■ Provided records:
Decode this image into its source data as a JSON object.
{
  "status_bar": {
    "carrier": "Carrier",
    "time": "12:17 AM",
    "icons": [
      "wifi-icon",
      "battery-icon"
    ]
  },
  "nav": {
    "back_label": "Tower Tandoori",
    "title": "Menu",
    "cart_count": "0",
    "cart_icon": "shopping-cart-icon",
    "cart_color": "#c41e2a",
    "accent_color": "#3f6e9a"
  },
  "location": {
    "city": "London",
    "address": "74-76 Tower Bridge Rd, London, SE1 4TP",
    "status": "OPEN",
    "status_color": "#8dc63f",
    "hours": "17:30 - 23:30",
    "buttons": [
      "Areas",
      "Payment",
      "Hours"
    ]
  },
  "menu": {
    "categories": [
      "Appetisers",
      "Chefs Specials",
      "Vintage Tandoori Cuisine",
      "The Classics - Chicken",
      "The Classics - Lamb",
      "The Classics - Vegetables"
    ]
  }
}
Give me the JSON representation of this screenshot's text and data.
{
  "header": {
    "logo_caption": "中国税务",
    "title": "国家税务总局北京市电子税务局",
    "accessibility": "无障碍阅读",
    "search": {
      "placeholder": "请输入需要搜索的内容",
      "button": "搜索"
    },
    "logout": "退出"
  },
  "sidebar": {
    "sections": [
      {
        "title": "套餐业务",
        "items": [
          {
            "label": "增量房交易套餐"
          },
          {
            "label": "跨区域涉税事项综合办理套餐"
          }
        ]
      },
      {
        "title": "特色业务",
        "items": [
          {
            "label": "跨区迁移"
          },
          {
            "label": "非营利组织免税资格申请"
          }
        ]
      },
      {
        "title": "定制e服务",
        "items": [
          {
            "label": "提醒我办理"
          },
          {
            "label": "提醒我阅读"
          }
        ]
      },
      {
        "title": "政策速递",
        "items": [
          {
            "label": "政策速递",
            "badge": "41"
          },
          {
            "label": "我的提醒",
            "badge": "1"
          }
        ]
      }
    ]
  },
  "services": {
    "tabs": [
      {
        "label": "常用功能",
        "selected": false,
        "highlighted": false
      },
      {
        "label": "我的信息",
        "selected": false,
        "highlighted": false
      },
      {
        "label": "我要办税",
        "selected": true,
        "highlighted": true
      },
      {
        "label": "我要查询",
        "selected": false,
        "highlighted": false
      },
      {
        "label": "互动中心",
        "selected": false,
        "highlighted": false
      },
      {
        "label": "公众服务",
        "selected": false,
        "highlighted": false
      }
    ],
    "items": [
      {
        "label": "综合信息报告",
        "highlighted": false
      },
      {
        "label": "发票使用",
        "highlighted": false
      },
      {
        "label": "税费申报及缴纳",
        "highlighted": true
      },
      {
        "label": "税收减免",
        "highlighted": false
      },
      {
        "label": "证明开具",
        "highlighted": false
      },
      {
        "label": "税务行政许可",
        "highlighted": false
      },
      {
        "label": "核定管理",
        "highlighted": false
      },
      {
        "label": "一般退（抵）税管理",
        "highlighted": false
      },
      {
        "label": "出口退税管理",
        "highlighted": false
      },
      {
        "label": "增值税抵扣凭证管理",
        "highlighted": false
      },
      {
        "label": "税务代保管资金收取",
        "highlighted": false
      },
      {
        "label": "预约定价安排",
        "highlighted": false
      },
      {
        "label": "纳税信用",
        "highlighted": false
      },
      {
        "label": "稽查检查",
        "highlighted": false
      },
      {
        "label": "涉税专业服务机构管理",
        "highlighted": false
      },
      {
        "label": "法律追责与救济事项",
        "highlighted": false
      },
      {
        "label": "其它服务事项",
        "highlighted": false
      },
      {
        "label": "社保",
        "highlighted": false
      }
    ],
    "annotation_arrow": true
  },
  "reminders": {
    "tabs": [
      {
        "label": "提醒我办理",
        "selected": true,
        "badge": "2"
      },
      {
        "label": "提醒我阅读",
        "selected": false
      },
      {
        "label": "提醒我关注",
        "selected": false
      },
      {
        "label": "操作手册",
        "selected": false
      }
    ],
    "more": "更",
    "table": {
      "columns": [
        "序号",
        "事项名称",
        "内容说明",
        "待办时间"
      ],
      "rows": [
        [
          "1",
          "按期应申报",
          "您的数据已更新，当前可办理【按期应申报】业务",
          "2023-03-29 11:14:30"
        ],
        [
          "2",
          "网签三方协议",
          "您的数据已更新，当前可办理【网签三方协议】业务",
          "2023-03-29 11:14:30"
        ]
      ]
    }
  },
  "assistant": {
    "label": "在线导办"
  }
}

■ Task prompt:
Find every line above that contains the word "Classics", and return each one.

■ Response to this exercise:
      "The Classics - Chicken",
      "The Classics - Lamb",
      "The Classics - Vegetables"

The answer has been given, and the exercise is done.